– and I alone, no, not alone, for God has been with me. Yet all these twenty years I have been a
pilgrim and a wanderer on the earth, and yet His goodness and mercy has followed me all those
years. Everywhere I go I find Christian fellowship and good cheer; verily, he has brought me out
into a large place among the vicissitudes of life. He has enlarged my field of usefulness, and at
this lat period in life, He has given me strength of body and mind to go into the realm of research
and literature of which seven years ago I had no thought of attaining, much less to be able to do
what I have done. And it comes to me easily and I take great pleasure in it.
Dedicated to my children, this 83rd anniversary of my Christmas:
Leroy M., Gas City, Indiana, born 1855
Alice C., Auburn Neb., 1857
Ira G., Newton, Kan., born 1858
Elizabeth, Logansport, Ind., born 1874
Isaiah Wise Krider
The history as written by grandfather Isaiah W. Krider you will note is somewhat garbled,
repetitions are quite numerous, and perhaps some errors exist, but when you consider that at the
time grandfather wrote it he was a man past eight three years of age, and one who had by little
schooling, it is quite a remarkable story, and we should so consider it. In the main it is correct
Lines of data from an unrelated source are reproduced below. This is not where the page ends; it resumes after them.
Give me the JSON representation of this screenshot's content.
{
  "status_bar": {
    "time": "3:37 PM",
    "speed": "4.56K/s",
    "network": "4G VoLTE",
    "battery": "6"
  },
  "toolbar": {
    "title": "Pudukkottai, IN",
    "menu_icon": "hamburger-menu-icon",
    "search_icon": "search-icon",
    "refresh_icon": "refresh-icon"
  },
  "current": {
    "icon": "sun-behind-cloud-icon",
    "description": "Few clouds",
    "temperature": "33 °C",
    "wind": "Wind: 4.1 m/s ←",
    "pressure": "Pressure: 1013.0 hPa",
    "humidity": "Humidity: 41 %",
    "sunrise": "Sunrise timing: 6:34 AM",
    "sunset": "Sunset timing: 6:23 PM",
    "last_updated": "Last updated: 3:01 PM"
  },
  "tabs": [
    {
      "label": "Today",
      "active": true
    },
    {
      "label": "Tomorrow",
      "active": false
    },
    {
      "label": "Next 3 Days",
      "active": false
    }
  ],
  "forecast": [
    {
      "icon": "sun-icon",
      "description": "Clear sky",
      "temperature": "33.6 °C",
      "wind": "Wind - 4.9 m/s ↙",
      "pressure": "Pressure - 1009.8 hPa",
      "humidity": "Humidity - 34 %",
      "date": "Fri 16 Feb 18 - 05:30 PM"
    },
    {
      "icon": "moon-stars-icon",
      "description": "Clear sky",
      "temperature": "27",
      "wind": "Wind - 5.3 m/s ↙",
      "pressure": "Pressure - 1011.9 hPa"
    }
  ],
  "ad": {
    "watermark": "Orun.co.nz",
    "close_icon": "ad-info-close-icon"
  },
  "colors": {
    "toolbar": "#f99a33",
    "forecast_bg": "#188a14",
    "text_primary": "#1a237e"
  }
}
and gives largely what we desire in a family history.
Leroy Glen Krider
Newton, Kansas
January 31st, 1941